_Aim of the task:_
Spot each line in the data below containing "docx" and copy it.

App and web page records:
----

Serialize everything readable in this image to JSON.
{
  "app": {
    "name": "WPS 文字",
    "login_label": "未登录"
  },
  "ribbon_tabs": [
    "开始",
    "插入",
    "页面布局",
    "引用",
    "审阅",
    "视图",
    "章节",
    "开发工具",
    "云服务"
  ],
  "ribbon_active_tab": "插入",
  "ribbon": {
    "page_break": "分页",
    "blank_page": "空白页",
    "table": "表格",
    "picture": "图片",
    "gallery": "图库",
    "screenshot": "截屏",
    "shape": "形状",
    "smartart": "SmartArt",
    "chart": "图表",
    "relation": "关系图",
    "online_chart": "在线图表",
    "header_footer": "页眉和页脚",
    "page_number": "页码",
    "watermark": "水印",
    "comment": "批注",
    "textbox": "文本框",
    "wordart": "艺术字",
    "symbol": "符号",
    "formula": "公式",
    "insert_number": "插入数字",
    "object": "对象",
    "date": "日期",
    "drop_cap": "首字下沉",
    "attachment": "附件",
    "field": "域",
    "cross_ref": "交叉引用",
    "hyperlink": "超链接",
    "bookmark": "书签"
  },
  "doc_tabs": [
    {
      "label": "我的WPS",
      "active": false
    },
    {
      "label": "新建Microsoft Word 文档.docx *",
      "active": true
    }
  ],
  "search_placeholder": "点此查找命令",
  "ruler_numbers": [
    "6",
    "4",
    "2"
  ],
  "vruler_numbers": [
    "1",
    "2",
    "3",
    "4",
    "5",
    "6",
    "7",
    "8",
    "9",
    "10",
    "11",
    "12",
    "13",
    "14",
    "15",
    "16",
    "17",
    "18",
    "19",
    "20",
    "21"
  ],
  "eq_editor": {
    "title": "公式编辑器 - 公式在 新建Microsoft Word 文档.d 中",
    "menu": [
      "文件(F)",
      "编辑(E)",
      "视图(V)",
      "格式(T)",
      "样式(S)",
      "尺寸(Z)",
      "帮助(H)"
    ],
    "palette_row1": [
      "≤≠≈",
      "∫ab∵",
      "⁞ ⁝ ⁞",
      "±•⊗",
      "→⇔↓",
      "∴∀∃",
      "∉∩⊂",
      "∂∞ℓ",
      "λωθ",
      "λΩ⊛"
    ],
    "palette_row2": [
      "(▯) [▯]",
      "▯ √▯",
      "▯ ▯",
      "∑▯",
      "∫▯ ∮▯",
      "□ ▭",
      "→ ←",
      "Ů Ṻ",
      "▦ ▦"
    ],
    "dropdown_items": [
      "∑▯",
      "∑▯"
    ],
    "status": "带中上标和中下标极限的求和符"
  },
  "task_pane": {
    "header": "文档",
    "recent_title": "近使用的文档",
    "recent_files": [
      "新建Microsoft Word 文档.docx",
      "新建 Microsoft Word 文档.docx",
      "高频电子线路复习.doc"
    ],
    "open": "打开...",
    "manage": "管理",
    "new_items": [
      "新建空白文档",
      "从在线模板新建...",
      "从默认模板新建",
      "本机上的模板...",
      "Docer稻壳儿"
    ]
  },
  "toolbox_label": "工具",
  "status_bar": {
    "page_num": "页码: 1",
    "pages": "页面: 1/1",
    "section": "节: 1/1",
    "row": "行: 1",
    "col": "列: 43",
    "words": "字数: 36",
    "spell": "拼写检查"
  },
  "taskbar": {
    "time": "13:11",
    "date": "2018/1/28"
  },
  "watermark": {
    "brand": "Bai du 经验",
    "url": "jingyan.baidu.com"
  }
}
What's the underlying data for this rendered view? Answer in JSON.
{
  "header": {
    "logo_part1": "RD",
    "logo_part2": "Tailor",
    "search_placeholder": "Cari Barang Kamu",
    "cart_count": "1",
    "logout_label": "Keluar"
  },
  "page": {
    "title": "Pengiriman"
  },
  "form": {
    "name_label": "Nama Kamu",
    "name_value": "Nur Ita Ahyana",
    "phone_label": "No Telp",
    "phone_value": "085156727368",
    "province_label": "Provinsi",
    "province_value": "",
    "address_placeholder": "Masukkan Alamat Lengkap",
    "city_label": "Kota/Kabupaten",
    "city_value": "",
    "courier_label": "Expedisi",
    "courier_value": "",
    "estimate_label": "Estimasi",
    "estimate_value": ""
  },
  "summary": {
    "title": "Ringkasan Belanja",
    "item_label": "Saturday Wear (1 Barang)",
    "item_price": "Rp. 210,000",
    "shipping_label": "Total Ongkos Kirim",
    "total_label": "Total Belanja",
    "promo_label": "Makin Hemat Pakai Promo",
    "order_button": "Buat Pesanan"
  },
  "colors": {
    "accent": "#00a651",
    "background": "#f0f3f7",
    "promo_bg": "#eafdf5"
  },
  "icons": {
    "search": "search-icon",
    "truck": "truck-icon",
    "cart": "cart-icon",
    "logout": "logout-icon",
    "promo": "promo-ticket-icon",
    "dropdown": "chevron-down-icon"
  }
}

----

_Solved problem:_
      "label": "新建Microsoft Word 文档.docx *",
      "新建Microsoft Word 文档.docx",
      "新建 Microsoft Word 文档.docx",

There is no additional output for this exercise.